Journal of the American Planning Association
URL with Digital Object Identifier
Zoning has been proposed as a way of reducing unhealthy food access for youth, but little research has evaluated outcomes of proposed or existing junk food bans, and even less research has considered equity implications of such zoning policies. In this simulation study, set in the Region of Waterloo, Ontario (Canada), we examined how secondary student access to fast food restaurants and convenience stores would change under such a policy over 10 years in a mid-sized Canadian municipality. Outcomes are presented by school-level advantage (derived from the proportion of students in equity-deserving subgroups: low income, students who speak English as an additional language, and students not born in Canada). Current fast food restaurant and convenience store access was higher around schools with a higher proportion of equity-deserving students, and access remained higher around these schools even after 10 years under each policy scenario. After 10 years, the mean number of fast food restaurants and convenience stores within a 1-km network distance still exceeded five unhealthy outlets for both disadvantaged and advantaged schools, which was above the threshold associated with lower junk food consumption among youth. These findings bring into question the potential effectiveness and equity implications of restrictive zoning policies aimed at protecting youth from poor-quality food environments.

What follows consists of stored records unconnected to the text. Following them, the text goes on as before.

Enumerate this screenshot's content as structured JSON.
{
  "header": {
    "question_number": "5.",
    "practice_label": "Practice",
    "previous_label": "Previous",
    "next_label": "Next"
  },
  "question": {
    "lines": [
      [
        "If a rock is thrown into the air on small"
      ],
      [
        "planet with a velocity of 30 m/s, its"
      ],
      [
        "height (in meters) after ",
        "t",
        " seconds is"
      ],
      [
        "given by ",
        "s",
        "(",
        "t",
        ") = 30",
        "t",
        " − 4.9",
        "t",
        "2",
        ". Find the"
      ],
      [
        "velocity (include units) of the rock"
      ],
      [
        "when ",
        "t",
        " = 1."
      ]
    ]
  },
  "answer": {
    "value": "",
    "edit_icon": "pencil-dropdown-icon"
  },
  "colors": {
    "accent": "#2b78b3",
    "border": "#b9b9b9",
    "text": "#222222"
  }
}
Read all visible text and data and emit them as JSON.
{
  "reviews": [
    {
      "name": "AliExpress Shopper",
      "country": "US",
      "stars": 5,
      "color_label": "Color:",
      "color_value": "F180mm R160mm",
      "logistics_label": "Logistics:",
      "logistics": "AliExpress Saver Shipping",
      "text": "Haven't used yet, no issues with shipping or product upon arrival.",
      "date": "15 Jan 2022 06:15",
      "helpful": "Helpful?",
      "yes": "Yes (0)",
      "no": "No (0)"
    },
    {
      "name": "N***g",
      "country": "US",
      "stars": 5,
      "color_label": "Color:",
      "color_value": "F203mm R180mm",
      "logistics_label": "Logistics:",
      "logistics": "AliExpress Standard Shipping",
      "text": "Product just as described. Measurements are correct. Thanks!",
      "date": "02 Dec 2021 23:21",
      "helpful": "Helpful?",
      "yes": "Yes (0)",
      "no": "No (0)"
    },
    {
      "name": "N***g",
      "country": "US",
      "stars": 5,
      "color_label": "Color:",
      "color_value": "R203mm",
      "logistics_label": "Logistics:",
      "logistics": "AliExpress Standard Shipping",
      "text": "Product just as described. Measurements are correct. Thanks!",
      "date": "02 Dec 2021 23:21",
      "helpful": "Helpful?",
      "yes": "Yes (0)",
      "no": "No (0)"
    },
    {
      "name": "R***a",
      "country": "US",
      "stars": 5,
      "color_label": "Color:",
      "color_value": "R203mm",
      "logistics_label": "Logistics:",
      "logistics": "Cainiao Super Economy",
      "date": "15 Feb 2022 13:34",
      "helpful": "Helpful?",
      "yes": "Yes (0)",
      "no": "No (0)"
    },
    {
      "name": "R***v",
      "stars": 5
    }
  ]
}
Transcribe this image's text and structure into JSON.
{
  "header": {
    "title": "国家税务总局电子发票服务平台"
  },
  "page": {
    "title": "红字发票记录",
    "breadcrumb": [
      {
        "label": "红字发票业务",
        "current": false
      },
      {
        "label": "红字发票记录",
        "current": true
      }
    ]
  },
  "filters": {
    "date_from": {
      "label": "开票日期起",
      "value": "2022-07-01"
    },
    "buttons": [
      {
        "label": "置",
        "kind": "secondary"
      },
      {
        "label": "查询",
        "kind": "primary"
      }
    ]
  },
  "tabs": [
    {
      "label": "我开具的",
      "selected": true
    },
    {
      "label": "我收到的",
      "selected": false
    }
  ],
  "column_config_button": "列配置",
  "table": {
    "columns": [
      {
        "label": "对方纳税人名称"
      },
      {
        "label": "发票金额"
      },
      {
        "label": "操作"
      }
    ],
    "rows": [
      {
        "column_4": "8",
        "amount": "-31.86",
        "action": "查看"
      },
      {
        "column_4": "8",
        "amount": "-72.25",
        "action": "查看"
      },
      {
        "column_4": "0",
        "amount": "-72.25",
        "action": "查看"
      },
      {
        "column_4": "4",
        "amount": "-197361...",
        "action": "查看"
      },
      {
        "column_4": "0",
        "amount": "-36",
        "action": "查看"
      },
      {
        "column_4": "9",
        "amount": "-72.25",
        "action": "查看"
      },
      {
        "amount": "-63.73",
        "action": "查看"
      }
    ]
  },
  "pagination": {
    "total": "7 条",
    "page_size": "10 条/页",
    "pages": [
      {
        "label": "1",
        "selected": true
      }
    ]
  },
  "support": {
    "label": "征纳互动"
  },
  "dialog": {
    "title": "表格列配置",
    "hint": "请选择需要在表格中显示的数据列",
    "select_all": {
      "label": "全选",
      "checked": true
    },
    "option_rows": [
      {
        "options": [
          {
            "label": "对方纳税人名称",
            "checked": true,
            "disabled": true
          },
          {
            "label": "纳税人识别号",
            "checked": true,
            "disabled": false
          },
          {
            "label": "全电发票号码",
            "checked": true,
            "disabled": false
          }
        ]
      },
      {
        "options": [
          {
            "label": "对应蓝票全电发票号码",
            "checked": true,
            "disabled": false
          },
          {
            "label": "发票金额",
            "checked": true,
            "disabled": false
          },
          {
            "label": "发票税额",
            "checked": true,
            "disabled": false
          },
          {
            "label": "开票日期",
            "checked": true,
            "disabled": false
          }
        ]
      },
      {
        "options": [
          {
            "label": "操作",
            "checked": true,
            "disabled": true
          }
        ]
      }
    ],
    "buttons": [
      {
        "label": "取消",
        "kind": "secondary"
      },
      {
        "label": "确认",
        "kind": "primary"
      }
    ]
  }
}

Creative Commons License
This work is licensed under a Creative Commons Attribution-Noncommercial-No Derivative Works 4.0 License.